In recent years, scientists achieved controlled ignition of fusion reactions. Put simply, ignition occurs when the reaction’s energy output is greater than the reaction’s activation energy. Because the positive charges of hydrogen nuclei repel each other, a huge amount of energy is needed to fuse the nuclei and reach ignition. This energy requirement has made reaching ignition extremely difficult. The first man-made device to achieve fusion ignition was the hydrogen bomb Ivy Mike, made in 1952. In 2013, the National Ignition Facility (NIF) in California achieved controlled fusion ignition by using a series of ultra-powerful lasers to compress and ignite a fuel pellet. This method is used in the International Thermonuclear Experimental Reactor (ITER) project, which hopes to build a model commercially viable fusion reactor by 2019. ITER uses one of the many other proposed methods to achieve fusion; it runs a current through plasma to heat it and confines the plasma with magnetic fields. Other prominent developments in fusion, like Lockheed Martin’s high beta fusion reactor, also promise to achieve ignition within a few decades.
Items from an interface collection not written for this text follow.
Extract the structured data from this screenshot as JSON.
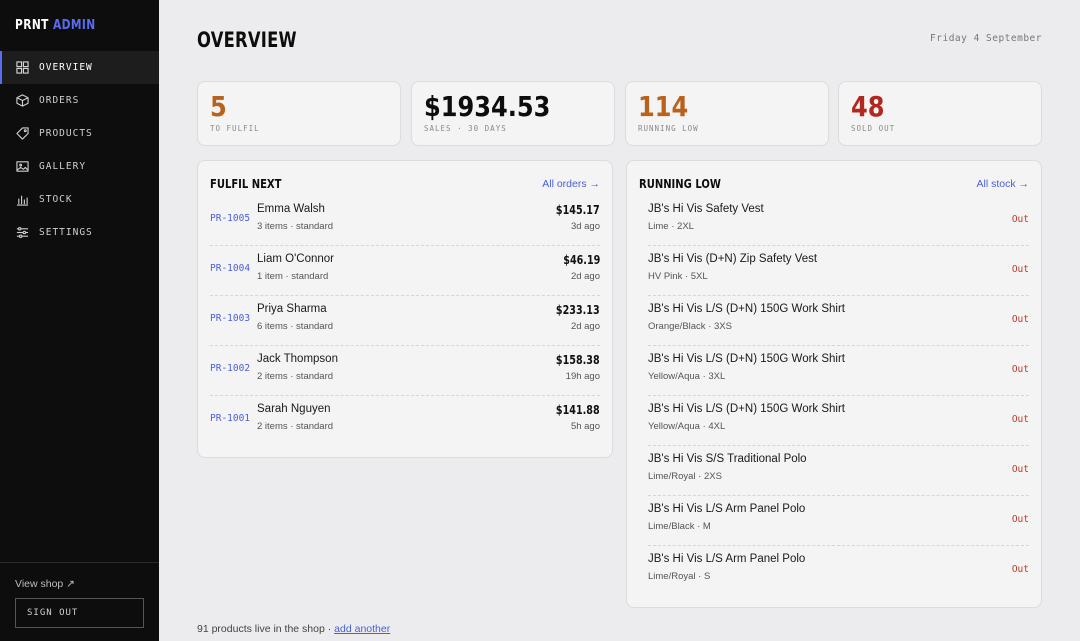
{
  "brand": {
    "part1": "PRNT",
    "part2": "ADMIN"
  },
  "colors": {
    "accent": "#5a6cf2",
    "link": "#4a5fd9",
    "orange": "#b8621b",
    "red": "#b0281f",
    "sidebar_bg": "#0d0d0d"
  },
  "sidebar": {
    "items": [
      {
        "label": "OVERVIEW",
        "icon": "grid-icon",
        "active": true
      },
      {
        "label": "ORDERS",
        "icon": "box-icon",
        "active": false
      },
      {
        "label": "PRODUCTS",
        "icon": "tag-icon",
        "active": false
      },
      {
        "label": "GALLERY",
        "icon": "image-icon",
        "active": false
      },
      {
        "label": "STOCK",
        "icon": "bar-chart-icon",
        "active": false
      },
      {
        "label": "SETTINGS",
        "icon": "sliders-icon",
        "active": false
      }
    ],
    "view_shop": "View shop ↗",
    "sign_out": "SIGN OUT"
  },
  "header": {
    "title": "OVERVIEW",
    "date": "Friday 4 September"
  },
  "stats": [
    {
      "value": "5",
      "caption": "TO FULFIL",
      "color": "#b8621b"
    },
    {
      "value": "$1934.53",
      "caption": "SALES · 30 DAYS",
      "color": "#0d0d0d"
    },
    {
      "value": "114",
      "caption": "RUNNING LOW",
      "color": "#b8621b"
    },
    {
      "value": "48",
      "caption": "SOLD OUT",
      "color": "#b0281f"
    }
  ],
  "fulfil": {
    "title": "FULFIL NEXT",
    "link": "All orders →",
    "orders": [
      {
        "id": "PR-1005",
        "name": "Emma Walsh",
        "meta": "3 items · standard",
        "amount": "$145.17",
        "ago": "3d ago"
      },
      {
        "id": "PR-1004",
        "name": "Liam O'Connor",
        "meta": "1 item · standard",
        "amount": "$46.19",
        "ago": "2d ago"
      },
      {
        "id": "PR-1003",
        "name": "Priya Sharma",
        "meta": "6 items · standard",
        "amount": "$233.13",
        "ago": "2d ago"
      },
      {
        "id": "PR-1002",
        "name": "Jack Thompson",
        "meta": "2 items · standard",
        "amount": "$158.38",
        "ago": "19h ago"
      },
      {
        "id": "PR-1001",
        "name": "Sarah Nguyen",
        "meta": "2 items · standard",
        "amount": "$141.88",
        "ago": "5h ago"
      }
    ]
  },
  "running_low": {
    "title": "RUNNING LOW",
    "link": "All stock →",
    "items": [
      {
        "name": "JB's Hi Vis Safety Vest",
        "meta": "Lime · 2XL",
        "status": "Out"
      },
      {
        "name": "JB's Hi Vis (D+N) Zip Safety Vest",
        "meta": "HV Pink · 5XL",
        "status": "Out"
      },
      {
        "name": "JB's Hi Vis L/S (D+N) 150G Work Shirt",
        "meta": "Orange/Black · 3XS",
        "status": "Out"
      },
      {
        "name": "JB's Hi Vis L/S (D+N) 150G Work Shirt",
        "meta": "Yellow/Aqua · 3XL",
        "status": "Out"
      },
      {
        "name": "JB's Hi Vis L/S (D+N) 150G Work Shirt",
        "meta": "Yellow/Aqua · 4XL",
        "status": "Out"
      },
      {
        "name": "JB's Hi Vis S/S Traditional Polo",
        "meta": "Lime/Royal · 2XS",
        "status": "Out"
      },
      {
        "name": "JB's Hi Vis L/S Arm Panel Polo",
        "meta": "Lime/Black · M",
        "status": "Out"
      },
      {
        "name": "JB's Hi Vis L/S Arm Panel Polo",
        "meta": "Lime/Royal · S",
        "status": "Out"
      }
    ]
  },
  "footer": {
    "text": "91 products live in the shop · ",
    "link": "add another"
  }
}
While fusion could replace unclean sources of power, fusion power can go hand in hand with other clean sources of energy. In fact, they operate in different locations and can work together to generate power. To illustrate, fusion reactors require a large area of land. Hydroelectric and tidal power plants take advantage of moving waters and would be situated on the coast. Wind power can operate in farmlands, oceans, and plains because each windmill occupies little space, and solar panels could be deployed in urban areas and deserts.
If fusion power is realized, it would completely alter political landscape of Earth. Many countries would switch to fusion power and no longer be dependent on fossil fuels for energy. With the introduction of affordable high-quality electric vehicles, consumers have even less reason to continue using gasoline and diesel powered vehicles. For example, the Tesla Model S and Model 3 would be able to travel over 250 miles on a single charge, and they can charge in less than 1 hour at Supercharging stations. Decreased use of fossil fuels would significantly diminish the political power of oil companies and oil-rich countries in the Middle East. It would also significantly decrease greenhouse gas emissions and their negative effects. Ultimately, fusion power will lead to a new era of productivity and sustainability.